*** Data to process Section Begins ***
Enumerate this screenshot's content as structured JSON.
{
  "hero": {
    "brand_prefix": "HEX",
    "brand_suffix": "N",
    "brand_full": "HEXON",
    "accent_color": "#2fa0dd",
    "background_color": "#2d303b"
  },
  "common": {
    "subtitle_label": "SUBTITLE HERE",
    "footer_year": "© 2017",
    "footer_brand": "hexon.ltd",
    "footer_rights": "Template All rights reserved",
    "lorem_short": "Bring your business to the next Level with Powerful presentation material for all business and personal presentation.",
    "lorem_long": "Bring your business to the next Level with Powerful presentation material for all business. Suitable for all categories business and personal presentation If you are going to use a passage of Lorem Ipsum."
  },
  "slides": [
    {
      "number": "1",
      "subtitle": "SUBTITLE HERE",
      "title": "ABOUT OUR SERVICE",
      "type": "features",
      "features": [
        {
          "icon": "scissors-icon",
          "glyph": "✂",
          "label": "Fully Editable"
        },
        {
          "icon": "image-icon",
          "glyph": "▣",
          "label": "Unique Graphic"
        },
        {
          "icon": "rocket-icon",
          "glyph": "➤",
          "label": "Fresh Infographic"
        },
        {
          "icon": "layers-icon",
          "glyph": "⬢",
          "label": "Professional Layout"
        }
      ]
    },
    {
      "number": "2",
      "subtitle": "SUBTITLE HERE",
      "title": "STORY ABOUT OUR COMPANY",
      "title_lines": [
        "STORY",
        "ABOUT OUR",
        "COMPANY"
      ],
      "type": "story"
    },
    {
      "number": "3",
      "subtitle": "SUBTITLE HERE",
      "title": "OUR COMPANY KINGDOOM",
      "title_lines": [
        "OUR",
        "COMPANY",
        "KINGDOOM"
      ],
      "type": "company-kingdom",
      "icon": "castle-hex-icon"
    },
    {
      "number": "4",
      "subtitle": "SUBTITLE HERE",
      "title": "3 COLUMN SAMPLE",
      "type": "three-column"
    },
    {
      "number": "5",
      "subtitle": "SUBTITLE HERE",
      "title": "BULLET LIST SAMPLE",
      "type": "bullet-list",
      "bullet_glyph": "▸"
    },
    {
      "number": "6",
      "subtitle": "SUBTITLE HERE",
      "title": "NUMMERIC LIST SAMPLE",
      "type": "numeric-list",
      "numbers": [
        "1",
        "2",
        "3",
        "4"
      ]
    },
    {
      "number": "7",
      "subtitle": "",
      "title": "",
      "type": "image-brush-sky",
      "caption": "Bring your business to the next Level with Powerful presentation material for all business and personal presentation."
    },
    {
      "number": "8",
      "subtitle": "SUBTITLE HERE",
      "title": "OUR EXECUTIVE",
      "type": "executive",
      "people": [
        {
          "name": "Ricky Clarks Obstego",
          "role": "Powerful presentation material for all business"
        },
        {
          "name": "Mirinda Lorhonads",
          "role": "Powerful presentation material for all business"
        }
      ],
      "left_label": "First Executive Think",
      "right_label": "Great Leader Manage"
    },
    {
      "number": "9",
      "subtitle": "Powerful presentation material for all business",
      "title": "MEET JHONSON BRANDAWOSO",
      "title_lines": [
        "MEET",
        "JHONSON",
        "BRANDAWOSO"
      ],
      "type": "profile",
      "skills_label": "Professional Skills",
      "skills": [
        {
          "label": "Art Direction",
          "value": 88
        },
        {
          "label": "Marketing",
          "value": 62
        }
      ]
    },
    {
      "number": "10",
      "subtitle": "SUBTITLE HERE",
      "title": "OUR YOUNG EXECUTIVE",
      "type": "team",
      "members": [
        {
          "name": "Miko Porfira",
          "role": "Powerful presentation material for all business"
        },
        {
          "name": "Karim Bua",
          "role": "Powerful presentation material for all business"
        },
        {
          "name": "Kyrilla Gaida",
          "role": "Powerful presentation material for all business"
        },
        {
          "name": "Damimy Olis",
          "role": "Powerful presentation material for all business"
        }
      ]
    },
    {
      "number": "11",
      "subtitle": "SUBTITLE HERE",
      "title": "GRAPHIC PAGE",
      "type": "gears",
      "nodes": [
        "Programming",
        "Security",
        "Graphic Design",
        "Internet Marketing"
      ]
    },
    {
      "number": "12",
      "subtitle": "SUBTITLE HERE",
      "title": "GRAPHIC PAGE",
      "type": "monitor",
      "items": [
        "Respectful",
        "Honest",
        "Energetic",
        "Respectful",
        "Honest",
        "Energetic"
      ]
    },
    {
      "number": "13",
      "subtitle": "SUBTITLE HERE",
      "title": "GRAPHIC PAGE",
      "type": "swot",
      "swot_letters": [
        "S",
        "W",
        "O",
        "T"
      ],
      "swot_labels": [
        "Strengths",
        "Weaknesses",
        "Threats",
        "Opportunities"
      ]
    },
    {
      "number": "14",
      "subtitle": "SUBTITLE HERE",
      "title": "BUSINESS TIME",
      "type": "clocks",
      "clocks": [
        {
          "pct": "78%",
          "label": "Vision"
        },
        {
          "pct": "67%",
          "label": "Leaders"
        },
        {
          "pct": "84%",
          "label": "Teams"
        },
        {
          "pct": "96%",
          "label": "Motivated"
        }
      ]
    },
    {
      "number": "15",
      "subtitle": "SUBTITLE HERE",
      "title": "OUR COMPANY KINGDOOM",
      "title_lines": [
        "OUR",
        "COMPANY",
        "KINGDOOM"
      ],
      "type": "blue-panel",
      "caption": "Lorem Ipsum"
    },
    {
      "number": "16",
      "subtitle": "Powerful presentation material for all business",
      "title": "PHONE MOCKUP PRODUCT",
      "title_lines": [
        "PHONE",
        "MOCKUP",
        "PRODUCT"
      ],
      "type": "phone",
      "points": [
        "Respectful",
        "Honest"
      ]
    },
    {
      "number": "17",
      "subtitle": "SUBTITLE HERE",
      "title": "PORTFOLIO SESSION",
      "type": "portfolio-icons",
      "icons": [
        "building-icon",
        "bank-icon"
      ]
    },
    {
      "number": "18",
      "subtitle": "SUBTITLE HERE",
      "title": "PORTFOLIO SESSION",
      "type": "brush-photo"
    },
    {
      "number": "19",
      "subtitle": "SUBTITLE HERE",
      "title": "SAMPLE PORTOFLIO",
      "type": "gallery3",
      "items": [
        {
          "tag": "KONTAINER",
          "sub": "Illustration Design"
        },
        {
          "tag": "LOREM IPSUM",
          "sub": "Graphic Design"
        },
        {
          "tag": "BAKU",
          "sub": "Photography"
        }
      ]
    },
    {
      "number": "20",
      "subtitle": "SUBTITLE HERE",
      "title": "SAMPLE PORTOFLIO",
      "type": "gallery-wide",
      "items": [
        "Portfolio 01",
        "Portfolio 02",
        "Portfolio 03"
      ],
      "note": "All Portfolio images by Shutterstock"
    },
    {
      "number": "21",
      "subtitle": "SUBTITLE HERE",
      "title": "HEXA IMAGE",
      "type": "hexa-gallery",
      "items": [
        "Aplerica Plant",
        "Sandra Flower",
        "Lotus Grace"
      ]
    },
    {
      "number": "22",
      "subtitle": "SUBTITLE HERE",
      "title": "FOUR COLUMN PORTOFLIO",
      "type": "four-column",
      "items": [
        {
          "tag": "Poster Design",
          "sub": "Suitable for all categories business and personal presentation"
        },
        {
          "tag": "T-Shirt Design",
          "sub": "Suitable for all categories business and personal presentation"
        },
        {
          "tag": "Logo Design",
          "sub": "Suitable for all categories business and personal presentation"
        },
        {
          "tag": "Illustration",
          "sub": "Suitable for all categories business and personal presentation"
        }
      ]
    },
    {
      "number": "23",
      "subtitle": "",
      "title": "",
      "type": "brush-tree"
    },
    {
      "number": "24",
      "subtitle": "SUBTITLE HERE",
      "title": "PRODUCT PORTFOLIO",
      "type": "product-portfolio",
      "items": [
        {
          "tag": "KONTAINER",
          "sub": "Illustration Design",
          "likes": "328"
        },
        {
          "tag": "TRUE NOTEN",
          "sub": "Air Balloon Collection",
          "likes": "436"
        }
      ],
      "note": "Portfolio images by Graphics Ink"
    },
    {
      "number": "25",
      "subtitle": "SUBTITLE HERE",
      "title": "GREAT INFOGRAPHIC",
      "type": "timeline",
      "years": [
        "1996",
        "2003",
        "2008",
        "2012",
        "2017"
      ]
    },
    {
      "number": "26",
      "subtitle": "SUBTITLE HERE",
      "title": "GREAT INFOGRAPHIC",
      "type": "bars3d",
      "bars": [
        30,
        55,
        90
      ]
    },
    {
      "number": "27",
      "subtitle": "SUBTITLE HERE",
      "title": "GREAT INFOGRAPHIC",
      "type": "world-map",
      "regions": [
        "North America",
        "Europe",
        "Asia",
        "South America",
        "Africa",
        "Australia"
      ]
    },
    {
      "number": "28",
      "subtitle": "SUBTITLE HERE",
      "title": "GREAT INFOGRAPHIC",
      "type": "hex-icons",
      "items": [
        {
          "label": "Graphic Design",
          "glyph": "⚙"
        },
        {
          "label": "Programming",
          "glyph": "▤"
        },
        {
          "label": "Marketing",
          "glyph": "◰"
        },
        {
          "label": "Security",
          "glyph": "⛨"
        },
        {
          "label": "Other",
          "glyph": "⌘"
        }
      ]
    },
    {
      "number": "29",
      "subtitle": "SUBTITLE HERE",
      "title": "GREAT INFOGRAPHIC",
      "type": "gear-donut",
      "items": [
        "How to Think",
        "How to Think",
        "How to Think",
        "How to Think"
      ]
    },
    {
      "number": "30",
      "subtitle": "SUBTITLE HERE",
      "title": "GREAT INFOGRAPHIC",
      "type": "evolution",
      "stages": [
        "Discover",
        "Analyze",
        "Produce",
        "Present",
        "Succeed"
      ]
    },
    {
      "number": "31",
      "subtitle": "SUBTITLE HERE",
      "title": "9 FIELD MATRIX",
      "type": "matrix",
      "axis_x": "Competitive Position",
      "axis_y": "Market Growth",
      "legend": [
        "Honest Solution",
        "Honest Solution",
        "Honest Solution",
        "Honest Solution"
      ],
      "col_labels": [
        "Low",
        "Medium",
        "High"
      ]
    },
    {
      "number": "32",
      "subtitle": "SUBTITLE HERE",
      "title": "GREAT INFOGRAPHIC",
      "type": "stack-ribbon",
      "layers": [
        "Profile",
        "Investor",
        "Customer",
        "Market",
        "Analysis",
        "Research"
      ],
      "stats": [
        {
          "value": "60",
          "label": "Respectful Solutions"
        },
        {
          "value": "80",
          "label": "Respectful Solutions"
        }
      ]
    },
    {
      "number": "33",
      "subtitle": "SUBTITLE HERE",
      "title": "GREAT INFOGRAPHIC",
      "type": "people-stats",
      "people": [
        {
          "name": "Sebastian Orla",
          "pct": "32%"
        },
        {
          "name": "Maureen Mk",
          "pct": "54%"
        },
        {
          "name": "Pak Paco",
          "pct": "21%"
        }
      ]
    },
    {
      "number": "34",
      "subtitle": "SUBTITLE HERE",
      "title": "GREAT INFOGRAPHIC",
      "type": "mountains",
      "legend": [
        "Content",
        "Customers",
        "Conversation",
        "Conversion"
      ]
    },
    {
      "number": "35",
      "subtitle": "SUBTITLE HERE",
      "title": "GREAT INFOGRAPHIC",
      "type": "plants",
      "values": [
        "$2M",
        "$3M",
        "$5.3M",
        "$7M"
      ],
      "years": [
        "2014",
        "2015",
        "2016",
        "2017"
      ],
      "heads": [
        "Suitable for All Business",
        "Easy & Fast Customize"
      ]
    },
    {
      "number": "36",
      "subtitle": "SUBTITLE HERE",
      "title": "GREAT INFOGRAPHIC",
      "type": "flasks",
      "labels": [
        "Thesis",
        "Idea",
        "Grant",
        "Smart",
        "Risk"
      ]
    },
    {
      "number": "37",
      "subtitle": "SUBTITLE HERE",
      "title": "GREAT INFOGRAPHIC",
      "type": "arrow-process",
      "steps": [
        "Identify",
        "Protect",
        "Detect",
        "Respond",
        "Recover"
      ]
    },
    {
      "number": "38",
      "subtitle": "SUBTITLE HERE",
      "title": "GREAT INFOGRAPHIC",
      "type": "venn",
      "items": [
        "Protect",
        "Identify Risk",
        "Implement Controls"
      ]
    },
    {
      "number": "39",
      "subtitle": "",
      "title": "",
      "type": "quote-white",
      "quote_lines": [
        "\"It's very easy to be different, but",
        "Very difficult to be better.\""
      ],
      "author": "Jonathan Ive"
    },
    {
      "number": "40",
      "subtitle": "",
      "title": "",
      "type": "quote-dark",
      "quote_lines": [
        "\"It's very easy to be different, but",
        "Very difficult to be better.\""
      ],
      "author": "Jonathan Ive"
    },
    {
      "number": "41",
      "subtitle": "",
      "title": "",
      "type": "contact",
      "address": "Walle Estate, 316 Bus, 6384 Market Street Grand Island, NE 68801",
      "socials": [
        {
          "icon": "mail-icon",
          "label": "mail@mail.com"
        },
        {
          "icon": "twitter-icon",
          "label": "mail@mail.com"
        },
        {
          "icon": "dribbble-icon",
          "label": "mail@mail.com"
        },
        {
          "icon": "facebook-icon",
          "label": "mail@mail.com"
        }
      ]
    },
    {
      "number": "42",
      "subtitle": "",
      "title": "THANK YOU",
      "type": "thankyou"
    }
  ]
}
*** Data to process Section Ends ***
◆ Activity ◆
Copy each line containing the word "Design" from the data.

◆ Expected output ◆
        "Graphic Design",
          "sub": "Illustration Design"
          "sub": "Graphic Design"
          "tag": "Poster Design",
          "tag": "T-Shirt Design",
          "tag": "Logo Design",
          "sub": "Illustration Design",
          "label": "Graphic Design",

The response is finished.